• [REQUIRED ACTION]: Each entry has to be printed again exactly.

• [SOURCE MATERIAL]:
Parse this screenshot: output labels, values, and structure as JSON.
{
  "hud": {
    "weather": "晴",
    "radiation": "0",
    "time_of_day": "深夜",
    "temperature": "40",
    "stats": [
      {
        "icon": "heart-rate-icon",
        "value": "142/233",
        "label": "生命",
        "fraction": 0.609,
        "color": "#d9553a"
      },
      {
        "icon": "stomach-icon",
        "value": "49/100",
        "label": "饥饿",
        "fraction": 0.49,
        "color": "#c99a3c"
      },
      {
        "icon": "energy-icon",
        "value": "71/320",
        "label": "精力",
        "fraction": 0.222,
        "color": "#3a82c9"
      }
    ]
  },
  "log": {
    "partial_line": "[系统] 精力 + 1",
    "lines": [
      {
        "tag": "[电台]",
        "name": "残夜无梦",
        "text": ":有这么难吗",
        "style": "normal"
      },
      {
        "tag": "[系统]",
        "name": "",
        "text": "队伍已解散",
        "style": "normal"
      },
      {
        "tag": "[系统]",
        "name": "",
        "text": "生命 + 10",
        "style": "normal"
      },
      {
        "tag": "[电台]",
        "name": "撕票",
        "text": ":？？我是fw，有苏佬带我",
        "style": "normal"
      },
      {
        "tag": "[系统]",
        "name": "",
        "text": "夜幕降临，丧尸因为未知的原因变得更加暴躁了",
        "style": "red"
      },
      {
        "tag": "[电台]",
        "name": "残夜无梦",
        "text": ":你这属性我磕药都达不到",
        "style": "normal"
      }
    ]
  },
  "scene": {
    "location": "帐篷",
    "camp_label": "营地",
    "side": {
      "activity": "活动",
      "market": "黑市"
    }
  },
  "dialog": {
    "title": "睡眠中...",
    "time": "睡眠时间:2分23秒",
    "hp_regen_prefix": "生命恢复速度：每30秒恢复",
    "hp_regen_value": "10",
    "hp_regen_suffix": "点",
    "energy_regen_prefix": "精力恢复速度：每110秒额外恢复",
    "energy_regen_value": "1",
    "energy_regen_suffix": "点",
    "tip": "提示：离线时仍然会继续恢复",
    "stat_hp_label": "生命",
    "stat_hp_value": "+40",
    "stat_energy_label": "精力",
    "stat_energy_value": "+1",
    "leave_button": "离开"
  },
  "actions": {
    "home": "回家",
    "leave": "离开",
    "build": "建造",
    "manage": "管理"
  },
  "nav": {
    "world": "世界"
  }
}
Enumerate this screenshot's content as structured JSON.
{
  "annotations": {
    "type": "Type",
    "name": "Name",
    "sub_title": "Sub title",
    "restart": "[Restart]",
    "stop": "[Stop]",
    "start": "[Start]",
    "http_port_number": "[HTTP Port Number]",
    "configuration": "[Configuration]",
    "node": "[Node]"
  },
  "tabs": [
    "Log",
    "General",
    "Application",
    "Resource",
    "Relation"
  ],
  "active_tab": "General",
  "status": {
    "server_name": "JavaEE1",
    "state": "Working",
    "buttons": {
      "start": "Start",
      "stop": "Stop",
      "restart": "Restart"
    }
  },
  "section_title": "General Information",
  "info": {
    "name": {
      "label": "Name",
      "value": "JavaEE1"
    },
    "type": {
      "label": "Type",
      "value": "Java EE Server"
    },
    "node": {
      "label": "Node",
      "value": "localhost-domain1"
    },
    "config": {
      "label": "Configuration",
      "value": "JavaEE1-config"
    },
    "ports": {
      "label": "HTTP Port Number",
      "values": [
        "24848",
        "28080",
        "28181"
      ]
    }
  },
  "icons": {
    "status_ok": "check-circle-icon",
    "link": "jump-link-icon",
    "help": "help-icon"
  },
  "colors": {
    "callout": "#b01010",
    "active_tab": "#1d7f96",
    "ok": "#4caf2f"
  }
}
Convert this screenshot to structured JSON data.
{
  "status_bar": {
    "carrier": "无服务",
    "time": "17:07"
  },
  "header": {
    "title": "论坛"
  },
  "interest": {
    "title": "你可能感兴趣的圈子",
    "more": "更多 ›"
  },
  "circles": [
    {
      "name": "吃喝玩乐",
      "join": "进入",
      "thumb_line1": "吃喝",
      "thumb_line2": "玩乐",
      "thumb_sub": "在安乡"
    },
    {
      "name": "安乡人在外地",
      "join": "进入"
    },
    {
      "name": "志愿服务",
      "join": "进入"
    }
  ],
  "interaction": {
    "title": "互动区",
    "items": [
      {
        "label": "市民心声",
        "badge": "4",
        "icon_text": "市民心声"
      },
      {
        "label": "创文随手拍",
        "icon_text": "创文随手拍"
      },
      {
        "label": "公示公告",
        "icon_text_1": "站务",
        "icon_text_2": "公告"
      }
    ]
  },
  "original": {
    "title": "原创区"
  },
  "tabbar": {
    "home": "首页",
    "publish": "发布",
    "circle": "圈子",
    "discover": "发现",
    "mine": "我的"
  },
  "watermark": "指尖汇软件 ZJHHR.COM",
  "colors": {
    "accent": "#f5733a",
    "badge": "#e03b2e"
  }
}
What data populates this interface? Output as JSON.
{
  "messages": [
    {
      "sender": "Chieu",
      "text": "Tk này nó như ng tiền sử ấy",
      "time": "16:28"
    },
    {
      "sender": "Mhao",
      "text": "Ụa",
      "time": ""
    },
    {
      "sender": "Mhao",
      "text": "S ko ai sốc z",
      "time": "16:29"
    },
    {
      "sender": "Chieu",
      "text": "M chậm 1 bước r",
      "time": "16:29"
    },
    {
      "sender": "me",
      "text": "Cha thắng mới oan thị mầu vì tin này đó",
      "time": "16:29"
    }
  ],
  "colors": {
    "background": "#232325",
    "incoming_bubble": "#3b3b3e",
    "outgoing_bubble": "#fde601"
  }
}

• [SOLUTION]:
Parse this screenshot: output labels, values, and structure as JSON.
{
  "hud": {
    "weather": "晴",
    "radiation": "0",
    "time_of_day": "深夜",
    "temperature": "40",
    "stats": [
      {
        "icon": "heart-rate-icon",
        "value": "142/233",
        "label": "生命",
        "fraction": 0.609,
        "color": "#d9553a"
      },
      {
        "icon": "stomach-icon",
        "value": "49/100",
        "label": "饥饿",
        "fraction": 0.49,
        "color": "#c99a3c"
      },
      {
        "icon": "energy-icon",
        "value": "71/320",
        "label": "精力",
        "fraction": 0.222,
        "color": "#3a82c9"
      }
    ]
  },
  "log": {
    "partial_line": "[系统] 精力 + 1",
    "lines": [
      {
        "tag": "[电台]",
        "name": "残夜无梦",
        "text": ":有这么难吗",
        "style": "normal"
      },
      {
        "tag": "[系统]",
        "name": "",
        "text": "队伍已解散",
        "style": "normal"
      },
      {
        "tag": "[系统]",
        "name": "",
        "text": "生命 + 10",
        "style": "normal"
      },
      {
        "tag": "[电台]",
        "name": "撕票",
        "text": ":？？我是fw，有苏佬带我",
        "style": "normal"
      },
      {
        "tag": "[系统]",
        "name": "",
        "text": "夜幕降临，丧尸因为未知的原因变得更加暴躁了",
        "style": "red"
      },
      {
        "tag": "[电台]",
        "name": "残夜无梦",
        "text": ":你这属性我磕药都达不到",
        "style": "normal"
      }
    ]
  },
  "scene": {
    "location": "帐篷",
    "camp_label": "营地",
    "side": {
      "activity": "活动",
      "market": "黑市"
    }
  },
  "dialog": {
    "title": "睡眠中...",
    "time": "睡眠时间:2分23秒",
    "hp_regen_prefix": "生命恢复速度：每30秒恢复",
    "hp_regen_value": "10",
    "hp_regen_suffix": "点",
    "energy_regen_prefix": "精力恢复速度：每110秒额外恢复",
    "energy_regen_value": "1",
    "energy_regen_suffix": "点",
    "tip": "提示：离线时仍然会继续恢复",
    "stat_hp_label": "生命",
    "stat_hp_value": "+40",
    "stat_energy_label": "精力",
    "stat_energy_value": "+1",
    "leave_button": "离开"
  },
  "actions": {
    "home": "回家",
    "leave": "离开",
    "build": "建造",
    "manage": "管理"
  },
  "nav": {
    "world": "世界"
  }
}
Enumerate this screenshot's content as structured JSON.
{
  "annotations": {
    "type": "Type",
    "name": "Name",
    "sub_title": "Sub title",
    "restart": "[Restart]",
    "stop": "[Stop]",
    "start": "[Start]",
    "http_port_number": "[HTTP Port Number]",
    "configuration": "[Configuration]",
    "node": "[Node]"
  },
  "tabs": [
    "Log",
    "General",
    "Application",
    "Resource",
    "Relation"
  ],
  "active_tab": "General",
  "status": {
    "server_name": "JavaEE1",
    "state": "Working",
    "buttons": {
      "start": "Start",
      "stop": "Stop",
      "restart": "Restart"
    }
  },
  "section_title": "General Information",
  "info": {
    "name": {
      "label": "Name",
      "value": "JavaEE1"
    },
    "type": {
      "label": "Type",
      "value": "Java EE Server"
    },
    "node": {
      "label": "Node",
      "value": "localhost-domain1"
    },
    "config": {
      "label": "Configuration",
      "value": "JavaEE1-config"
    },
    "ports": {
      "label": "HTTP Port Number",
      "values": [
        "24848",
        "28080",
        "28181"
      ]
    }
  },
  "icons": {
    "status_ok": "check-circle-icon",
    "link": "jump-link-icon",
    "help": "help-icon"
  },
  "colors": {
    "callout": "#b01010",
    "active_tab": "#1d7f96",
    "ok": "#4caf2f"
  }
}
Convert this screenshot to structured JSON data.
{
  "status_bar": {
    "carrier": "无服务",
    "time": "17:07"
  },
  "header": {
    "title": "论坛"
  },
  "interest": {
    "title": "你可能感兴趣的圈子",
    "more": "更多 ›"
  },
  "circles": [
    {
      "name": "吃喝玩乐",
      "join": "进入",
      "thumb_line1": "吃喝",
      "thumb_line2": "玩乐",
      "thumb_sub": "在安乡"
    },
    {
      "name": "安乡人在外地",
      "join": "进入"
    },
    {
      "name": "志愿服务",
      "join": "进入"
    }
  ],
  "interaction": {
    "title": "互动区",
    "items": [
      {
        "label": "市民心声",
        "badge": "4",
        "icon_text": "市民心声"
      },
      {
        "label": "创文随手拍",
        "icon_text": "创文随手拍"
      },
      {
        "label": "公示公告",
        "icon_text_1": "站务",
        "icon_text_2": "公告"
      }
    ]
  },
  "original": {
    "title": "原创区"
  },
  "tabbar": {
    "home": "首页",
    "publish": "发布",
    "circle": "圈子",
    "discover": "发现",
    "mine": "我的"
  },
  "watermark": "指尖汇软件 ZJHHR.COM",
  "colors": {
    "accent": "#f5733a",
    "badge": "#e03b2e"
  }
}
What data populates this interface? Output as JSON.
{
  "messages": [
    {
      "sender": "Chieu",
      "text": "Tk này nó như ng tiền sử ấy",
      "time": "16:28"
    },
    {
      "sender": "Mhao",
      "text": "Ụa",
      "time": ""
    },
    {
      "sender": "Mhao",
      "text": "S ko ai sốc z",
      "time": "16:29"
    },
    {
      "sender": "Chieu",
      "text": "M chậm 1 bước r",
      "time": "16:29"
    },
    {
      "sender": "me",
      "text": "Cha thắng mới oan thị mầu vì tin này đó",
      "time": "16:29"
    }
  ],
  "colors": {
    "background": "#232325",
    "incoming_bubble": "#3b3b3e",
    "outgoing_bubble": "#fde601"
  }
}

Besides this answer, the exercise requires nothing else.